Fan testimonials get a surprisingly spare amount of screen time, which was a wise decision by the filmmakers. Too many band docs that include such content rarely deviate from the uninteresting “man, this is my 79th time seeing them!” variety, although the conservative usage of it here still didn’t disappoint someone a few rows in front of me, who let out a huge “whoo!” when either himself or a Rush fan he knew was interviewed on screen. What elevates the film even more are the wealth of entertaining testimonials from the band’s peers and celebrity fans. Jack Black gets the biggest laugh with his description of Rush as “a band with a deep reservoir of rocket sauce.” Sebastian Bach also delivers some comic relief with recollections of how, as a 13-year-old metalhead, he felt obligated to read the work of Ayn Rand because it was a large influence on Rush’s 2112 album, and how he was further confused by what the hell this band was doing when they released some songs in French. Gene Simmons weighs in with his bewilderment at the band’s lack of interest in groupies when KISS took them out on an early tour. Some of the other notable names who talk about Rush’s influence on their careers are Metallica’s Kirk Hammett, Nine Inch Nails’ Trent Reznor, and Smashing Pumpkins’ Billy Corgan, who staunchly praises the band’s influence on music and their place in its history and bristles at their lack of respect from the music establishment. The inclusion of CNN anchor John Roberts, connected to the band through his Toronto music journalist past as “J.D.” Roberts, is a nice touch.

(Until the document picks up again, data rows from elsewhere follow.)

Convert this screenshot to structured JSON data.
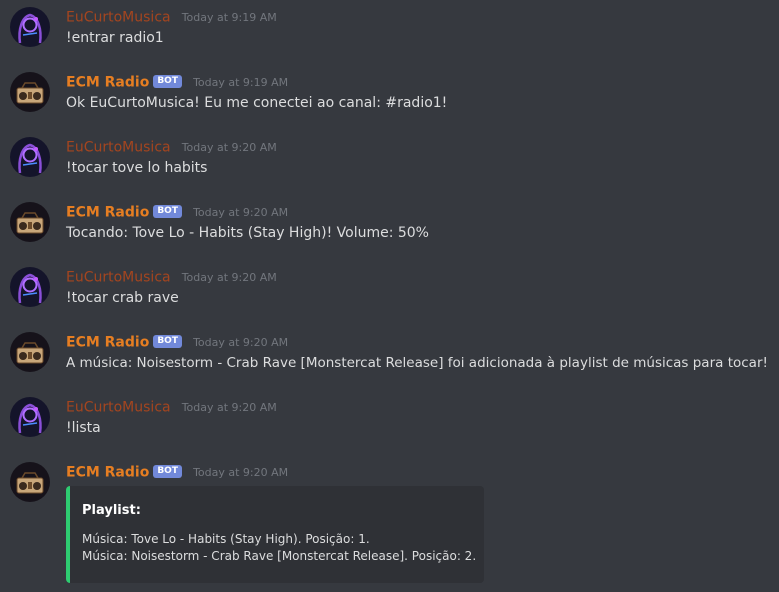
{
  "colors": {
    "background": "#36393f",
    "user_name": "#a4451f",
    "bot_name": "#e67e22",
    "bot_tag": "#7289da",
    "timestamp": "#72767d",
    "text": "#dcddde",
    "embed_background": "#2f3136",
    "embed_accent": "#2ecc71"
  },
  "icons": {
    "user_avatar": "neon-anime-character-avatar",
    "bot_avatar": "retro-boombox-radio-avatar"
  },
  "messages": [
    {
      "author": "EuCurtoMusica",
      "is_bot": false,
      "timestamp": "Today at 9:19 AM",
      "text": "!entrar radio1"
    },
    {
      "author": "ECM Radio",
      "is_bot": true,
      "bot_tag": "BOT",
      "timestamp": "Today at 9:19 AM",
      "text": "Ok EuCurtoMusica! Eu me conectei ao canal: #radio1!"
    },
    {
      "author": "EuCurtoMusica",
      "is_bot": false,
      "timestamp": "Today at 9:20 AM",
      "text": "!tocar tove lo habits"
    },
    {
      "author": "ECM Radio",
      "is_bot": true,
      "bot_tag": "BOT",
      "timestamp": "Today at 9:20 AM",
      "text": "Tocando: Tove Lo - Habits (Stay High)! Volume: 50%"
    },
    {
      "author": "EuCurtoMusica",
      "is_bot": false,
      "timestamp": "Today at 9:20 AM",
      "text": "!tocar crab rave"
    },
    {
      "author": "ECM Radio",
      "is_bot": true,
      "bot_tag": "BOT",
      "timestamp": "Today at 9:20 AM",
      "text": "A música: Noisestorm - Crab Rave [Monstercat Release] foi adicionada à playlist de músicas para tocar!"
    },
    {
      "author": "EuCurtoMusica",
      "is_bot": false,
      "timestamp": "Today at 9:20 AM",
      "text": "!lista"
    },
    {
      "author": "ECM Radio",
      "is_bot": true,
      "bot_tag": "BOT",
      "timestamp": "Today at 9:20 AM",
      "embed": {
        "title": "Playlist:",
        "lines": [
          "Música: Tove Lo - Habits (Stay High). Posição: 1.",
          "Música: Noisestorm - Crab Rave [Monstercat Release]. Posição: 2."
        ]
      }
    }
  ]
}
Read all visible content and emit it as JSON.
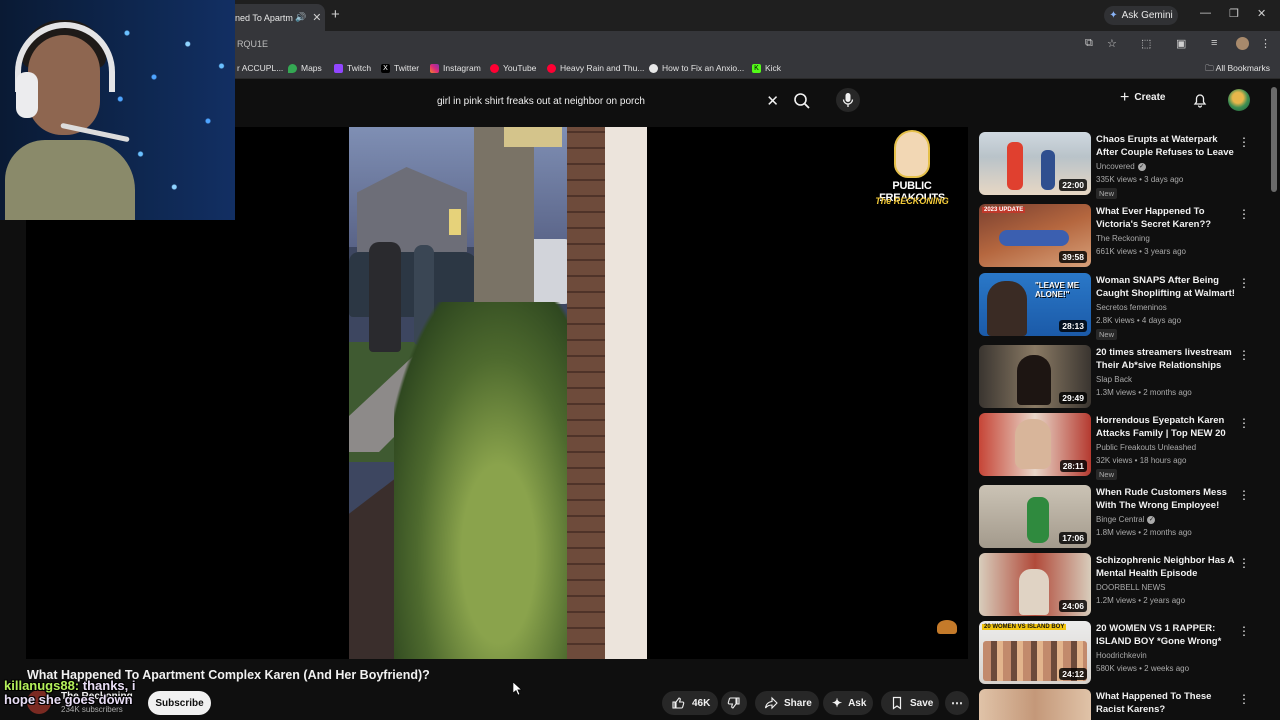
{
  "browser": {
    "tab_title": "ned To Apartm",
    "url": "RQU1E",
    "gemini_label": "Ask Gemini",
    "bookmarks": [
      {
        "label": "r ACCUPL...",
        "icon": "bookmark-icon"
      },
      {
        "label": "Maps",
        "icon": "maps-icon"
      },
      {
        "label": "Twitch",
        "icon": "twitch-icon"
      },
      {
        "label": "Twitter",
        "icon": "x-icon"
      },
      {
        "label": "Instagram",
        "icon": "instagram-icon"
      },
      {
        "label": "YouTube",
        "icon": "youtube-icon"
      },
      {
        "label": "Heavy Rain and Thu...",
        "icon": "youtube-icon"
      },
      {
        "label": "How to Fix an Anxio...",
        "icon": "web-icon"
      },
      {
        "label": "Kick",
        "icon": "kick-icon"
      }
    ],
    "all_bookmarks": "All Bookmarks"
  },
  "masthead": {
    "search_query": "girl in pink shirt freaks out at neighbor on porch",
    "create_label": "Create"
  },
  "player": {
    "watermark_title": "PUBLIC FREAKOUTS",
    "watermark_subtitle": "The RECKONING"
  },
  "video": {
    "title": "What Happened To Apartment Complex Karen (And Her Boyfriend)?",
    "channel": "The Reckoning",
    "subscribers": "234K subscribers",
    "subscribe_label": "Subscribe",
    "likes": "46K",
    "share_label": "Share",
    "ask_label": "Ask",
    "save_label": "Save"
  },
  "chat": {
    "username": "killanugs88:",
    "message_part1": "thanks, i",
    "message_part2": "hope she goes down"
  },
  "recommendations": [
    {
      "title": "Chaos Erupts at Waterpark After Couple Refuses to Leave",
      "channel": "Uncovered",
      "verified": true,
      "meta": "335K views • 3 days ago",
      "duration": "22:00",
      "badge": "New"
    },
    {
      "title": "What Ever Happened To Victoria's Secret Karen??",
      "channel": "The Reckoning",
      "verified": false,
      "meta": "661K views • 3 years ago",
      "duration": "39:58",
      "badge": ""
    },
    {
      "title": "Woman SNAPS After Being Caught Shoplifting at Walmart!",
      "channel": "Secretos femeninos",
      "verified": false,
      "meta": "2.8K views • 4 days ago",
      "duration": "28:13",
      "badge": "New"
    },
    {
      "title": "20 times streamers livestream Their Ab*sive Relationships",
      "channel": "Slap Back",
      "verified": false,
      "meta": "1.3M views • 2 months ago",
      "duration": "29:49",
      "badge": ""
    },
    {
      "title": "Horrendous Eyepatch Karen Attacks Family | Top NEW 20 ...",
      "channel": "Public Freakouts Unleashed",
      "verified": false,
      "meta": "32K views • 18 hours ago",
      "duration": "28:11",
      "badge": "New"
    },
    {
      "title": "When Rude Customers Mess With The Wrong Employee!",
      "channel": "Binge Central",
      "verified": true,
      "meta": "1.8M views • 2 months ago",
      "duration": "17:06",
      "badge": ""
    },
    {
      "title": "Schizophrenic Neighbor Has A Mental Health Episode",
      "channel": "DOORBELL NEWS",
      "verified": false,
      "meta": "1.2M views • 2 years ago",
      "duration": "24:06",
      "badge": ""
    },
    {
      "title": "20 WOMEN VS 1 RAPPER: ISLAND BOY *Gone Wrong*",
      "channel": "Hoodrichkevin",
      "verified": false,
      "meta": "580K views • 2 weeks ago",
      "duration": "24:12",
      "badge": ""
    },
    {
      "title": "What Happened To These Racist Karens?",
      "channel": "",
      "verified": false,
      "meta": "",
      "duration": "",
      "badge": ""
    }
  ],
  "thumb_text": {
    "t2": "2023 UPDATE",
    "t3": "\"LEAVE ME ALONE!\"",
    "t8": "20 WOMEN VS ISLAND BOY"
  },
  "colors": {
    "background": "#0f0f0f",
    "pill": "#272727",
    "chat_username": "#b4f05a",
    "watermark_accent": "#f2c938"
  }
}
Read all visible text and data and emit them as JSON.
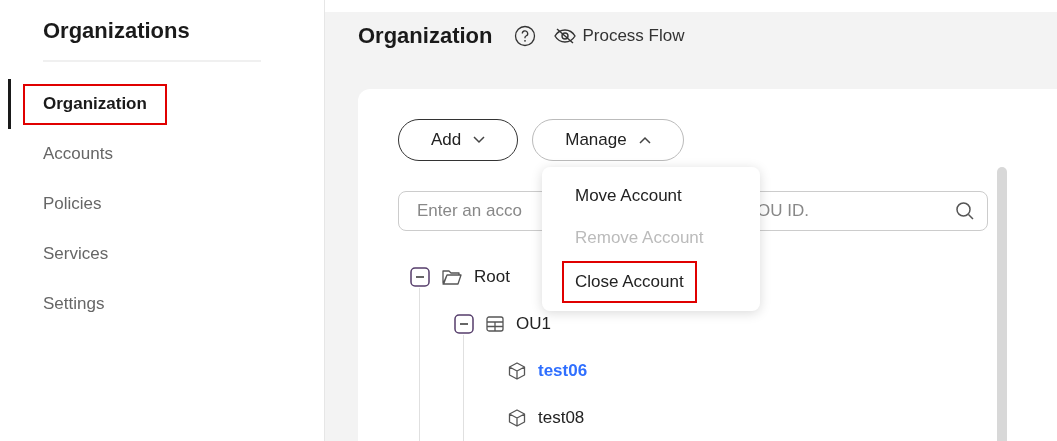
{
  "sidebar": {
    "title": "Organizations",
    "items": [
      {
        "label": "Organization",
        "selected": true,
        "highlighted": true
      },
      {
        "label": "Accounts",
        "selected": false,
        "highlighted": false
      },
      {
        "label": "Policies",
        "selected": false,
        "highlighted": false
      },
      {
        "label": "Services",
        "selected": false,
        "highlighted": false
      },
      {
        "label": "Settings",
        "selected": false,
        "highlighted": false
      }
    ]
  },
  "header": {
    "title": "Organization",
    "process_flow": "Process Flow"
  },
  "toolbar": {
    "buttons": [
      {
        "label": "Add",
        "expanded": false
      },
      {
        "label": "Manage",
        "expanded": true
      }
    ]
  },
  "manage_menu": {
    "items": [
      {
        "label": "Move Account",
        "disabled": false,
        "highlighted": false
      },
      {
        "label": "Remove Account",
        "disabled": true,
        "highlighted": false
      },
      {
        "label": "Close Account",
        "disabled": false,
        "highlighted": true
      }
    ]
  },
  "search": {
    "placeholder_start": "Enter an acco",
    "placeholder_end": "OU ID."
  },
  "tree": [
    {
      "label": "Root",
      "kind": "root",
      "expanded": true,
      "selected": false,
      "children": [
        {
          "label": "OU1",
          "kind": "ou",
          "expanded": true,
          "selected": false,
          "children": [
            {
              "label": "test06",
              "kind": "account",
              "selected": true
            },
            {
              "label": "test08",
              "kind": "account",
              "selected": false
            }
          ]
        }
      ]
    }
  ]
}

Dunn and McFadyen continue to demonstrate an admirable talent for taking a subject they’re clearly passionate about and skirting around the margins of fanboy adulation to deliver a substantive, insightful work that also manages to entertain. In this case they’ve shown clear growth in their craft, producing an engrossing biography of Canada’s biggest musical export.
Rush: Beyond The Lighted Stage will receive a limited theatrical release on June 10th, make its television premiere on VH1 on June 26th, and receive a DVD release on June 29th